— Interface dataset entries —
* * * * * * * * *
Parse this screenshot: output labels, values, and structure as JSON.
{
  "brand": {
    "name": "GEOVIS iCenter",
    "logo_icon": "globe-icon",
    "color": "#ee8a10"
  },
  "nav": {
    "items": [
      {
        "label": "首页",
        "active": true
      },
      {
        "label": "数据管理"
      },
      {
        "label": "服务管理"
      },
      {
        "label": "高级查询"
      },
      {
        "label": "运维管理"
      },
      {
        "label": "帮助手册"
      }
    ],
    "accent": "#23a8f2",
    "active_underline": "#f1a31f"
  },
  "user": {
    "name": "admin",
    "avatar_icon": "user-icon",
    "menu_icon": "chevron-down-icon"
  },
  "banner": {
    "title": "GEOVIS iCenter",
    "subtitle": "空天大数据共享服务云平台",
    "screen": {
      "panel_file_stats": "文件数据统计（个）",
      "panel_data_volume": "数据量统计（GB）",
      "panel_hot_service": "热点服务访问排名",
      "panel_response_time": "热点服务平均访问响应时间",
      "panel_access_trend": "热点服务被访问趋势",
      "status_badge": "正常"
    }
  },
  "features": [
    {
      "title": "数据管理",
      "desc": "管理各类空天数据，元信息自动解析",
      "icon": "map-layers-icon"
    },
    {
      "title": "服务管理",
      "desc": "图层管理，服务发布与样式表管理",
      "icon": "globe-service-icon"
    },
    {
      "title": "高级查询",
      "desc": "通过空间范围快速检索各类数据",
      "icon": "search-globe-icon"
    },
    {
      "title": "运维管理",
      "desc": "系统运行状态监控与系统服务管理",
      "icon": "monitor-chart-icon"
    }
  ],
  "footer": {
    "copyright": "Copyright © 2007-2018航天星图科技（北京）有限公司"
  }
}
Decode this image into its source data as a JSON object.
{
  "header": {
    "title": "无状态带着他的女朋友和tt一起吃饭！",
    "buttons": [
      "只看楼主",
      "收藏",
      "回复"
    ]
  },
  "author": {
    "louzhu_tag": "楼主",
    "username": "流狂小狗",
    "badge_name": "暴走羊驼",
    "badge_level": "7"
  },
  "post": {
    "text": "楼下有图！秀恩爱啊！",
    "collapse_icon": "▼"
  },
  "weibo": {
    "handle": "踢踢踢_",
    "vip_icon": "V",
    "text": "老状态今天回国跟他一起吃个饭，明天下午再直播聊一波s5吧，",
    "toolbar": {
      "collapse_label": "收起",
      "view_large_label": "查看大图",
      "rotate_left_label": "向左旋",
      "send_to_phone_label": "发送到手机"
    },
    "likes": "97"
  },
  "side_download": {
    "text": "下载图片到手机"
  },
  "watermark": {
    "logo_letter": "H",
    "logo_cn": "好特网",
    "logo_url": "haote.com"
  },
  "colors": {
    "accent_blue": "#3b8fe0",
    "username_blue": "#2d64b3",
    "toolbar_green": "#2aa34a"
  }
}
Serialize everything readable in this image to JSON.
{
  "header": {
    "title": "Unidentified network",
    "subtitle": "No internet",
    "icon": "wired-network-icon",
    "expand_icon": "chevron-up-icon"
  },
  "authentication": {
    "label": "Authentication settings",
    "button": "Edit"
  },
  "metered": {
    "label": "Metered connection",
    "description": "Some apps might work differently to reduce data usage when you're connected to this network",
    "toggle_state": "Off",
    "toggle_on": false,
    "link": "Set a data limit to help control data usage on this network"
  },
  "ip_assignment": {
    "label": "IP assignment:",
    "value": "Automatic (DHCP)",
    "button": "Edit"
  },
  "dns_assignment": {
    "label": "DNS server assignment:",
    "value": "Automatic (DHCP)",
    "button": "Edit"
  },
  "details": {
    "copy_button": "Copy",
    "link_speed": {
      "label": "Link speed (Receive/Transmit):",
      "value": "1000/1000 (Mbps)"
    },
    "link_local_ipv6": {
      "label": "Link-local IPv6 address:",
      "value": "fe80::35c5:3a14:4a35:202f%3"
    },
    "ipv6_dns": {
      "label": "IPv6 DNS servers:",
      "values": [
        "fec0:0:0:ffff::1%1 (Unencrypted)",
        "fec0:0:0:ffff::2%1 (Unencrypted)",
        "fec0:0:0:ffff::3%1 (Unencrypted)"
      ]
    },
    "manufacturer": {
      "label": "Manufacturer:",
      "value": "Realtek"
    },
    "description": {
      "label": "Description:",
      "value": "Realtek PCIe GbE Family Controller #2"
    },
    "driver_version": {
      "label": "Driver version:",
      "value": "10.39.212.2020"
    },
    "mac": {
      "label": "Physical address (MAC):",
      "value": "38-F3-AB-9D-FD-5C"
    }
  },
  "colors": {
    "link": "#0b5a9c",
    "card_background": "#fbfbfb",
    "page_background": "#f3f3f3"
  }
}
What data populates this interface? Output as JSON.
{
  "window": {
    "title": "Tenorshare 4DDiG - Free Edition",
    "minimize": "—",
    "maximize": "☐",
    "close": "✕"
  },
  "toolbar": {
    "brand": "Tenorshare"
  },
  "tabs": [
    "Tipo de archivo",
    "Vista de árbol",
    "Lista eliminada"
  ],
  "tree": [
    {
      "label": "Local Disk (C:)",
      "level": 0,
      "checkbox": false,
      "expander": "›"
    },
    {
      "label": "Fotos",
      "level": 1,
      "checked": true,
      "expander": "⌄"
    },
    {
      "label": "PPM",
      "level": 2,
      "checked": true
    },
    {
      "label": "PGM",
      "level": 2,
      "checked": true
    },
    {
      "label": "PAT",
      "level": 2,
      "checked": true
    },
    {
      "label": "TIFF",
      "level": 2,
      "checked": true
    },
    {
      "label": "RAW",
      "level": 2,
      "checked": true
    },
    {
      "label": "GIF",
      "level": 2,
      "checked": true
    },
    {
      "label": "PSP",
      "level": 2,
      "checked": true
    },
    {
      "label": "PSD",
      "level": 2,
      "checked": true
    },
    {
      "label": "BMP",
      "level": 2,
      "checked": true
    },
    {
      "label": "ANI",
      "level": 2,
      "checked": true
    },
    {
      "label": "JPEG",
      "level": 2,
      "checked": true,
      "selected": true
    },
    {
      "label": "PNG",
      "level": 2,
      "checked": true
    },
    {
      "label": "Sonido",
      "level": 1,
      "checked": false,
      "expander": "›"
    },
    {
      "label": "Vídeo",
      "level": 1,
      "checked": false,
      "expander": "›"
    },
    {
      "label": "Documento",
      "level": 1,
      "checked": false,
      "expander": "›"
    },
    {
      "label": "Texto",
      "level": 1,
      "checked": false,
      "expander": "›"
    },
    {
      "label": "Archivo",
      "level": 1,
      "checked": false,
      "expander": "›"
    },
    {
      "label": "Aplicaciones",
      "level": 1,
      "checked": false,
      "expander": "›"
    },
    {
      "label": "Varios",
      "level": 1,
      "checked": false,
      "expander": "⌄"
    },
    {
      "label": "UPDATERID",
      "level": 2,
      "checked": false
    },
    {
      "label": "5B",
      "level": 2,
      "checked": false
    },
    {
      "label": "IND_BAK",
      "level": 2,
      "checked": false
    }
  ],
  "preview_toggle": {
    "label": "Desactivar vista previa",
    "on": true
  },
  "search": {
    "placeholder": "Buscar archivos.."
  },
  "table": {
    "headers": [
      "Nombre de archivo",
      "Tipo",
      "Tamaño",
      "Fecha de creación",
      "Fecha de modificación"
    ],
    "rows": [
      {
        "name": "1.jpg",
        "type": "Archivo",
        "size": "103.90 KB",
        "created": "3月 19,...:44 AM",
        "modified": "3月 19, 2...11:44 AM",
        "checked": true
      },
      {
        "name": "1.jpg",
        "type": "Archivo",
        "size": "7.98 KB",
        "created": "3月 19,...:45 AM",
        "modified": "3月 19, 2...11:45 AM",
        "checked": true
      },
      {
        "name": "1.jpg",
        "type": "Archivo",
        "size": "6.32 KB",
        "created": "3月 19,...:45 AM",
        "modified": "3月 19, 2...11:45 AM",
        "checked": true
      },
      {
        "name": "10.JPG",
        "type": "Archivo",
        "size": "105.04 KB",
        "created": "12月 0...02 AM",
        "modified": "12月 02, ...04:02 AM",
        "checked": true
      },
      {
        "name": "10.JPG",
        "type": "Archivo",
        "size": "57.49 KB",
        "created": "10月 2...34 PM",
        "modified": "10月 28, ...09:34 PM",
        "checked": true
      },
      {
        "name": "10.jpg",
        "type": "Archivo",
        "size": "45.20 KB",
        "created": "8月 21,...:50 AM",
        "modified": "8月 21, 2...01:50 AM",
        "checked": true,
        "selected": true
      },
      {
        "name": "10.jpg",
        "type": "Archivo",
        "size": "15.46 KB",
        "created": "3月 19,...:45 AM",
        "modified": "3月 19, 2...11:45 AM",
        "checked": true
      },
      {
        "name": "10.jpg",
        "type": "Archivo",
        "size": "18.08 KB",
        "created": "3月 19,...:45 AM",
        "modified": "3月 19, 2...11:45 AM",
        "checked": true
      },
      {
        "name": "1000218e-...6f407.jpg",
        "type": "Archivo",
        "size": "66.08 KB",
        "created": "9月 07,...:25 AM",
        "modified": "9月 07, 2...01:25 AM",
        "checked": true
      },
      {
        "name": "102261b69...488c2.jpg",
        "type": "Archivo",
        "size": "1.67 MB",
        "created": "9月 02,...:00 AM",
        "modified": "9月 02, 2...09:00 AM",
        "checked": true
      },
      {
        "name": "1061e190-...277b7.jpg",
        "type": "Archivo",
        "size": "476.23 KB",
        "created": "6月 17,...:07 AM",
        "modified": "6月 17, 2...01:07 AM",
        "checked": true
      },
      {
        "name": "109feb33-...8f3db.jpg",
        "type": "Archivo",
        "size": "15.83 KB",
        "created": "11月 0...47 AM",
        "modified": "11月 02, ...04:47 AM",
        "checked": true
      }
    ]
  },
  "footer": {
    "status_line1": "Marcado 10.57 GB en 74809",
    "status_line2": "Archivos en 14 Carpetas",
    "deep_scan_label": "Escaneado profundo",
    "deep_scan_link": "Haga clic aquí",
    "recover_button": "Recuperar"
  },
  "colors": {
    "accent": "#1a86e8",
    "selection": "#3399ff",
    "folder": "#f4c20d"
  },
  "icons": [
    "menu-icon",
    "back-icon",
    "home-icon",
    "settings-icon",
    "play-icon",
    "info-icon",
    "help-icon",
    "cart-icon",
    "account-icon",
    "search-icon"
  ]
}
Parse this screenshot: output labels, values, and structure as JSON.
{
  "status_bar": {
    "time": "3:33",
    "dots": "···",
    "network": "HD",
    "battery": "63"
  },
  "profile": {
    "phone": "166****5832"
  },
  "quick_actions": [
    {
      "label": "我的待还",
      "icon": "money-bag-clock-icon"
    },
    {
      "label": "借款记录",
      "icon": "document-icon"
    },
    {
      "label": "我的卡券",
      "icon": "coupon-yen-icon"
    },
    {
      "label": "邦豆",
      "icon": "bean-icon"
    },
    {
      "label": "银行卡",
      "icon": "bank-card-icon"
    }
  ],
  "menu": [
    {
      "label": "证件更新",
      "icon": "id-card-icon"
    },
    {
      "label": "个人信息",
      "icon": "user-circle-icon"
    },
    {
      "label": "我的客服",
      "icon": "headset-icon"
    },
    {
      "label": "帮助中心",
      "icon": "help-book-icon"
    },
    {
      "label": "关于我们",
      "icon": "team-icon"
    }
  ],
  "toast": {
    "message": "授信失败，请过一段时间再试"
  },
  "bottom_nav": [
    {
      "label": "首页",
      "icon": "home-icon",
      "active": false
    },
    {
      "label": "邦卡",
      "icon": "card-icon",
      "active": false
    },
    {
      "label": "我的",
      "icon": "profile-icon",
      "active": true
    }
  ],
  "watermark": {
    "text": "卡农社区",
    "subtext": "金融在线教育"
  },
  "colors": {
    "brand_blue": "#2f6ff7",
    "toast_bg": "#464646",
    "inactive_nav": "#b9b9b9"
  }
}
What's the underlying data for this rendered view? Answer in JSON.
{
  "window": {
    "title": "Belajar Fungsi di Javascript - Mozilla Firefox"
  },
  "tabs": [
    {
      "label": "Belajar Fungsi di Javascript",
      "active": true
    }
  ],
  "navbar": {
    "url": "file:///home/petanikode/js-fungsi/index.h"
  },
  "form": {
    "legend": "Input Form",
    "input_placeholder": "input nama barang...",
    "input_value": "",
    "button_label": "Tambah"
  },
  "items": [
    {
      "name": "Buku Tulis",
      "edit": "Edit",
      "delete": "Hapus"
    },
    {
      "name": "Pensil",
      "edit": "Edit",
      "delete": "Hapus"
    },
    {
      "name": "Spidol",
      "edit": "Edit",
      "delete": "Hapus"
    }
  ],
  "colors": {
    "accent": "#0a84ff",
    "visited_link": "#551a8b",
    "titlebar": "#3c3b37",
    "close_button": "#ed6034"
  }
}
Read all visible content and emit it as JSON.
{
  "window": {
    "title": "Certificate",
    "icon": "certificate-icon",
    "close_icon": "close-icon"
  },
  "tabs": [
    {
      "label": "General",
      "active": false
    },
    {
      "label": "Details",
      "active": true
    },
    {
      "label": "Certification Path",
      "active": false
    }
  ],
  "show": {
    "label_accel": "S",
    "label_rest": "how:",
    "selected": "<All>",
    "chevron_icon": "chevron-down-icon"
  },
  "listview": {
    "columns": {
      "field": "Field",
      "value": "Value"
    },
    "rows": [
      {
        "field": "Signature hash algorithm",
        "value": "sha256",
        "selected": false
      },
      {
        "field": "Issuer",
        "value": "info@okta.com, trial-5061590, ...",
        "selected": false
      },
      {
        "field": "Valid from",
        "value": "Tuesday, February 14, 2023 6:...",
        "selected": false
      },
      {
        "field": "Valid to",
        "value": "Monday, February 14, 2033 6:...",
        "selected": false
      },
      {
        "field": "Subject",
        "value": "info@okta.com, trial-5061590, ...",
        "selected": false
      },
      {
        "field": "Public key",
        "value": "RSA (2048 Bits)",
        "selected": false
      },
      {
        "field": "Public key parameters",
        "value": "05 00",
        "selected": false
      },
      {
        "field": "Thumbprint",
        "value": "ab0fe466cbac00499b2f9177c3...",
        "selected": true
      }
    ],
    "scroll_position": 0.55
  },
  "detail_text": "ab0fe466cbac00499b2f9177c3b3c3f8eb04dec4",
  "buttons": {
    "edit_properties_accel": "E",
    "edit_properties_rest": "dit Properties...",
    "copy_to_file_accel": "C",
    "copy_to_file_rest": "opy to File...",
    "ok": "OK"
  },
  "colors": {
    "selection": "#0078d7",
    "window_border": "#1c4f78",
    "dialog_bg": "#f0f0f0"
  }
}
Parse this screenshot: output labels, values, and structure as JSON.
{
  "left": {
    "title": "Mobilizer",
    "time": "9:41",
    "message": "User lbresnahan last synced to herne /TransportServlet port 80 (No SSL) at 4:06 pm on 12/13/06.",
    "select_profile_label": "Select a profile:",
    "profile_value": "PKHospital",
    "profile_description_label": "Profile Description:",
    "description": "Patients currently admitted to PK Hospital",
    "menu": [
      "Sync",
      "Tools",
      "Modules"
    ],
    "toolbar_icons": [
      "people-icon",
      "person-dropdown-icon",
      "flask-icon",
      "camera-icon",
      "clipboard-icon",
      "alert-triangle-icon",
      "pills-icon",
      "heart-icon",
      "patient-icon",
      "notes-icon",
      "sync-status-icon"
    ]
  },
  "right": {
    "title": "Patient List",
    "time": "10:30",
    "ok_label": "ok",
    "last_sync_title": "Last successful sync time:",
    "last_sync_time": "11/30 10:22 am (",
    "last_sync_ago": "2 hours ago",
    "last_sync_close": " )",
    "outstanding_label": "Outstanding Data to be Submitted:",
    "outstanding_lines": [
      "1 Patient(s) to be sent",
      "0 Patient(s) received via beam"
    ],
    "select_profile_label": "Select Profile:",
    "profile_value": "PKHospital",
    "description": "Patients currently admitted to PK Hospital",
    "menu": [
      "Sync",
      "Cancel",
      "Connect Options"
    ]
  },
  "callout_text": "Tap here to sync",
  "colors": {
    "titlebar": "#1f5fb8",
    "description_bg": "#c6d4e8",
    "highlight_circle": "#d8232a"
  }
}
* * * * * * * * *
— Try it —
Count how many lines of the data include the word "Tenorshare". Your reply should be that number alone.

— Written response —
2